As human beings, we don’t outgrow our need to be nurtured. Some go so far as to say that connection is the core of human experience (watch Brene Brown). Grown-ups need love and affection, just like babies do. And no matter what age you are, separation from attachment figures (caregivers and intimate partners alike) provokes distress. I’m not just talking about the distress provoked by leaving each other for the day, but the threat of losing your partner. This distress may look like anxiety, anger, or even avoidance, and these emotions (along with many others, not forgetting affection) drive our behaviors in relationships. This blog is about how bond, or “attachment”, affects the behaviors occurring in interaction patterns.
First, What is Attachment?
Attachment is a biological need (read John Bowlby, Mary Ainsworth), from infancy to adulthood, formed on these building blocks: Availability and Responsiveness (also see Sue Johnson). The more available and responsive we perceive our primary caregivers in infancy, the more secure our attachment. Likewise, when our intimate partner demonstrates supportive responses, and “shows up” how we need, we perceive them as available to us emotionally, and we feel more secure in our relationship.
Attachment happens on a “deep down” emotional level. When we’re emotional with each other, our bond grows stronger. But being open with our emotions requires taking the risk of bearing vulnerability. This can feel so risky, especially if one feels hurt in the relationship, that we may guard our need to feel connected by behaving as if we don’t need it: Enter fights – usually a response to a threatened connection.

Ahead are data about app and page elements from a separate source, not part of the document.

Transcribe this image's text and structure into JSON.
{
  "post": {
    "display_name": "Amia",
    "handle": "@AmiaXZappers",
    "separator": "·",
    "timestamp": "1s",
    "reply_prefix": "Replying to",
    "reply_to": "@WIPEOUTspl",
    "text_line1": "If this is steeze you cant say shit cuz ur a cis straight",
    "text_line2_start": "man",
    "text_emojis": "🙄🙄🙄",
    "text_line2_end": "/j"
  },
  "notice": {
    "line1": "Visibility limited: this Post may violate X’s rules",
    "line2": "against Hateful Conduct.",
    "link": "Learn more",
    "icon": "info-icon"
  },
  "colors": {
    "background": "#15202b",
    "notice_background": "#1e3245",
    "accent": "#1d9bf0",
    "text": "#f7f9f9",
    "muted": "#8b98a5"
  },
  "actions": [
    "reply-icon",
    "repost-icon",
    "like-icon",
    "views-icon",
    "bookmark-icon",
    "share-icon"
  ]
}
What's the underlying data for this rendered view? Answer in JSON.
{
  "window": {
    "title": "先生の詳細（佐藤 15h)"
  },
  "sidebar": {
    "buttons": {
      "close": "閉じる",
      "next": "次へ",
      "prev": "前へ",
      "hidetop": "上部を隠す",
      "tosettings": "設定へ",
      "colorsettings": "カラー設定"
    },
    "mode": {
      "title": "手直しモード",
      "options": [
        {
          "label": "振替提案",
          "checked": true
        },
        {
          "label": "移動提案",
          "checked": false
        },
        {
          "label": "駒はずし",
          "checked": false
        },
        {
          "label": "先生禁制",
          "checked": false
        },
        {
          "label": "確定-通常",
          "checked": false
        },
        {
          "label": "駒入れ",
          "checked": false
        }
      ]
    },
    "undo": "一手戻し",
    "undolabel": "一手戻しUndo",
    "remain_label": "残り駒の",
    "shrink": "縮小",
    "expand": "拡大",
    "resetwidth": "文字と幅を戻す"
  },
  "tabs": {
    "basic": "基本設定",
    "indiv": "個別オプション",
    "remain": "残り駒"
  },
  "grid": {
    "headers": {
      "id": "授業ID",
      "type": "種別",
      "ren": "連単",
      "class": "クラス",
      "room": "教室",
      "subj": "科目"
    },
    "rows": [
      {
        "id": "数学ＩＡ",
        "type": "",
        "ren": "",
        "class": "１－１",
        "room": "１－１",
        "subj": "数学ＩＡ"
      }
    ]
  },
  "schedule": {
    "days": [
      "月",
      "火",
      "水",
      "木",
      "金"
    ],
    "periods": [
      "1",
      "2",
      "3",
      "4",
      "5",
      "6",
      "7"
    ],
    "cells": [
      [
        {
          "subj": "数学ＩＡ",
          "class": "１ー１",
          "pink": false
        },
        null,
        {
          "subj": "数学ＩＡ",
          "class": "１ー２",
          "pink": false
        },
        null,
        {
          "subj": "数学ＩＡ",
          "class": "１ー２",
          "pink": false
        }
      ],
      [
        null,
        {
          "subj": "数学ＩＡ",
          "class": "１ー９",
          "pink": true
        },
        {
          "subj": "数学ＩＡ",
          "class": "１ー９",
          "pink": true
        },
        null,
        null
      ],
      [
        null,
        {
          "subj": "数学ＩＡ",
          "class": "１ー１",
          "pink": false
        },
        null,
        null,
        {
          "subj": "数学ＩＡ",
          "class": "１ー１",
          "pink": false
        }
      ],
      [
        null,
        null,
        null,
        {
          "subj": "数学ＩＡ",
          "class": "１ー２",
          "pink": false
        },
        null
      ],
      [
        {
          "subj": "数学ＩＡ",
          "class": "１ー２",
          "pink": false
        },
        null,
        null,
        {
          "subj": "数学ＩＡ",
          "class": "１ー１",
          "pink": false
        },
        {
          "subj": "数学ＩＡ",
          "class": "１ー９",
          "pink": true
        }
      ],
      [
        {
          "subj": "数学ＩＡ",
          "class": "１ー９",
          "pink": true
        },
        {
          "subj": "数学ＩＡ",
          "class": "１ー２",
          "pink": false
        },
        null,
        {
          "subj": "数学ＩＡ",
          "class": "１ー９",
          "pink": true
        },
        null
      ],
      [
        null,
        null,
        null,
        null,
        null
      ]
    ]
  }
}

As adults, we find many creative ways of responding to the distress of disconnection. Some of us use numbing, trying to stunt the emotional discomfort, which may appear as shutting down; while others find ways of self soothing: organizing, distracting, shopping, using substances and addictions. Still others may persistently reach out for comfort from their partner by ramping up their call for attention. Emotions are the basic reaction to our biological need for connection, and they drive the patterns that emerge in distressed interactions.
A Maladaptive Pattern
In the pattern of pursuit-withdrawal (I described in a previous blog: Communication: Taking it to a Deeper Level), the distressful interaction can be understood as a reaction to threats of separation. When the withdrawn partner shuts down, the other likely perceives them as emotionally unavailable. However, withdrawal may be an attempt to prevent further distance from growing. From this point of view, “opening up” could risk worsening the problem, and further losing/disconnecting from one’s partner is the last thing the withdrawn partner wants. Similarly, distance is the last outcome the pursuing partner wants. They ramp up their bids for attention/affection out of desperation to connect. And although we may experience a pursuing partner’s demands as angry and alienating, often just beneath the veil of aggression is an attempt to connect.
The hope is in our awareness. It is our emotions that are beneath the behaviors we use and perceive. When we become more aware of the emotions driving our behaviors, and attuned to the emotions driving our partner’s behaviors, we can communicate on a more meaningful and intimately connected level. However, when we’re focused on our senses – what behaviors we see and hear – we forget to tune into our partner’s emotions and we tend to ignore our own emotional experience as well. Attachment allows us to feel safe and secure within the arms of an intimate partner. A secure base enables us to explore the environment, navigate distress, and weather relationship change and distress, with greater calm, openness, flexibility, and a willingness to explore and experiment (read Sue Johnson). And with a secure attachment, softer, more core emotions can be communicated safely, fueling more constructive interactions.
To access this tender place in your relationship, de-escalation is necessary. De-escalation happens when vulnerable moments occur – when tapping into basic and soft emotions can feel like bonding. We’re closest when we’re most vulnerable with each other, holding each other in that place, and this happens when we’re securely attached. When attachment is strong, both positive (e.g., affection, joy) and negative emotions (loneliness, embarrassment) can draw us closer together.
If one of our basic human drives is to connect, then ask yourself, what bars your emotional vulnerability?
S. Johnson (2008). Hold Me Tight: Seven Conversations for a Lifetime of Love. Little, Brown and Company. New York, NY.